by: Rohan Lewis
A few weeks, I saw Alvin Ailey American Dance Theatre, a remarkable dance company renowned for its origins in Afro-centric ideology, paradigm and discourse. I will not deny that they are excellent followers of modern dance, echoing the techniques of Horton and Limon with absolute precision and dignity.
I found myself, however, alienated by the wonderful work Revelations, choreographed by Alvin Ailey. Through it, the costume designs and movements incorporate the discourse that constructs a representation of the African Diasporic experience in the Americas.
I was alienated for several reasons: one is that of gender, the other of nationality.
All the dances were very gender specific, deeply enforced by costume. Male-gendered persons would only appear in pants, whereas female in dresses. The movements then corresponded as such; only specific movements were allotted to women, such as the elongation of the legs, whereas men would elongate the arms to their full extent.
As wonderful this may be, it cannot be ignored that such displays of masculinity and femininity subsume the entire experience of African Diaspora participants into an imagined collective, in which all persons are categorized as masculine and feminine. The woman is only lifted as the man only lifts. Her femininity is on display with the splaying of her legs whereas the man is allotted his masculinity with the proud display of his chest.
What about those in gender variance? Are we not allowed the celebration of Carnival, nor the pastoral the space of the happy dancers? Is my dance of my Diasporic experience less valid because it is not acceptable to this audience? The crowd would cheer and clap and whoop as the manly man and womanly woman not only served as a display of the imagined communal “Blackness,” but also serves as an educational tool. As these symbols of gender are the only aspects that are acceptable to the predominantly U.S. Afro-American audience, I found myself immediately shunned. My gender display in dance, of legs elongated and chest displayed, is thus unacceptable to this mindset.
I was passively ejected from the African Diaspora in the Americas. I was being educated on my gender. It is not acceptable that I follow as a bachata and a tango dancer. It is not acceptable that I dance the dance of the “whites” (ballet) as opposed to that of the “coloured” (modern.) For not participating in this imagined community, I did not belong.
Revelations revealed to me another aspect of U. S. Afro-centric thought: that there is very little discourse between itself and other Afro-centric Diasporic experiences. One section that relied on Wade in The Water displayed an imagined Caribbean existence, in which Jamaican, Trinidadian, and more experiences were subsumed into one section.
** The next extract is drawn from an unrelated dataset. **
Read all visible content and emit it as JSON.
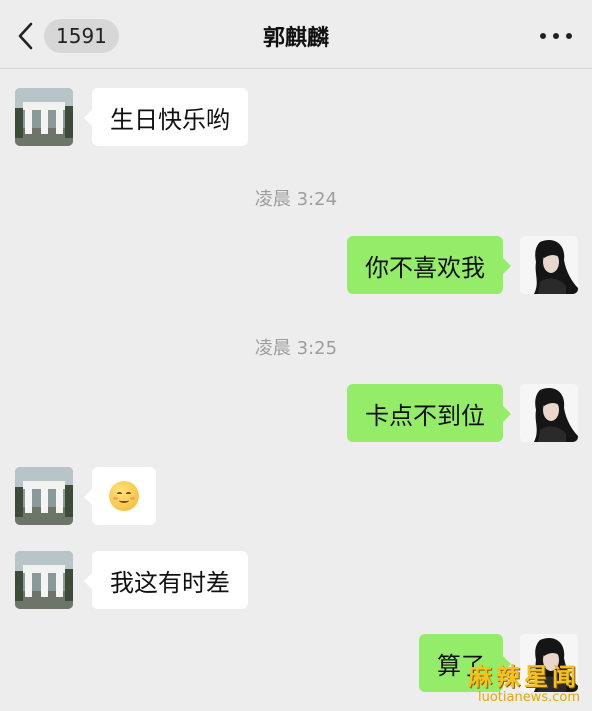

This dance, that claims knowledge of the African Diaspora, knows little of it. It did not speak on the African Diaspora to the Arab world (Afro-Arab slave trade,) nor that to Asia nor Latin American nor to Europe. It aimed to represent a global and broad experience through a local and precise, unknowing of its assumptions.
Such precision of gender and race was also created when the company produced Ohad Naharin’s Minus 16, which presented escapism and realism for me. In the first section, the group moved in a very unified function, save for the seventeenth dancer. As they would all stand and arch back from the chairs in which they sat, he would fall forward. As they would remove articles of clothing, he would only pretend. Such abjectness was easily appealing to me, given that I easily did not belong in this audience. This, of course, reveals what I do appreciate about Naharin’s work: that such a minimalistic and simple concept can mean so much to a person because they can imprint their values on a piece.
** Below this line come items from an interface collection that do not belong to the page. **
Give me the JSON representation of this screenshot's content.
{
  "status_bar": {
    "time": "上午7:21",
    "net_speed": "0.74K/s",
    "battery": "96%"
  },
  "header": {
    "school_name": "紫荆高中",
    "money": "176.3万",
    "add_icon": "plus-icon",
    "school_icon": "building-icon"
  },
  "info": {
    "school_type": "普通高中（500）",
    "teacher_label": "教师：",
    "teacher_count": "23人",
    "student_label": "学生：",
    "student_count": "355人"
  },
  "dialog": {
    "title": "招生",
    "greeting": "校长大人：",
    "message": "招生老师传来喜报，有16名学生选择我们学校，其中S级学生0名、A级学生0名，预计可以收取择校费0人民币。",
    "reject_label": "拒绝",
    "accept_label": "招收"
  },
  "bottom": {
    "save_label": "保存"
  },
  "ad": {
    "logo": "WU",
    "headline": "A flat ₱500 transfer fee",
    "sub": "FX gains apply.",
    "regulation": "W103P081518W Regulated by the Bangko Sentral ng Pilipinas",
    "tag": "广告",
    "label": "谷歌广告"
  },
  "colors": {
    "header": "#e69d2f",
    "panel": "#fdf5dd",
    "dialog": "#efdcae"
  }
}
At the last section, a techno variation to “Over the Rainbow”, I felt that escapism was brilliantly provided by bringing people onto the stage to dance. My only problem was that it was a very gender specific notion of escapism: only male-female gendered partners were available on stage.
People like me are not allowed to dance over the rainbow. We do not fit into the paridiso that is somehow beyond human understanding. How can any one person in this mundane world know what Heaven, Nirvana, or the Blessed West might look like? How can anyone know the laws of these worlds, that none of us has yet to experience? Can anyone justify to leave people like me behind? Is it right to refer to a people as “one” when we as humans splinter ourselves in as many was as we can possibly fabricate?
Rohan Lewis is soldiering their way through their third year at Northwestern University. An ethnomusicology major with a minor in dance, Rohan invests time in performance and creation. A choreographer, dancer, trumpeter, playwright, composer, poet and fantasy writer, Rohan loves all things “fairytale.” Zie is inspired by Yo-Yo Ma, Lin Hwai Min, J. K. Rowling, Isabelle Allende, J. R. R. Tolkien, Tamora Pierce and Shakespeare. Rohan, born in Florida but raised in Atlanta, also carries a Jamaican dual citizenship.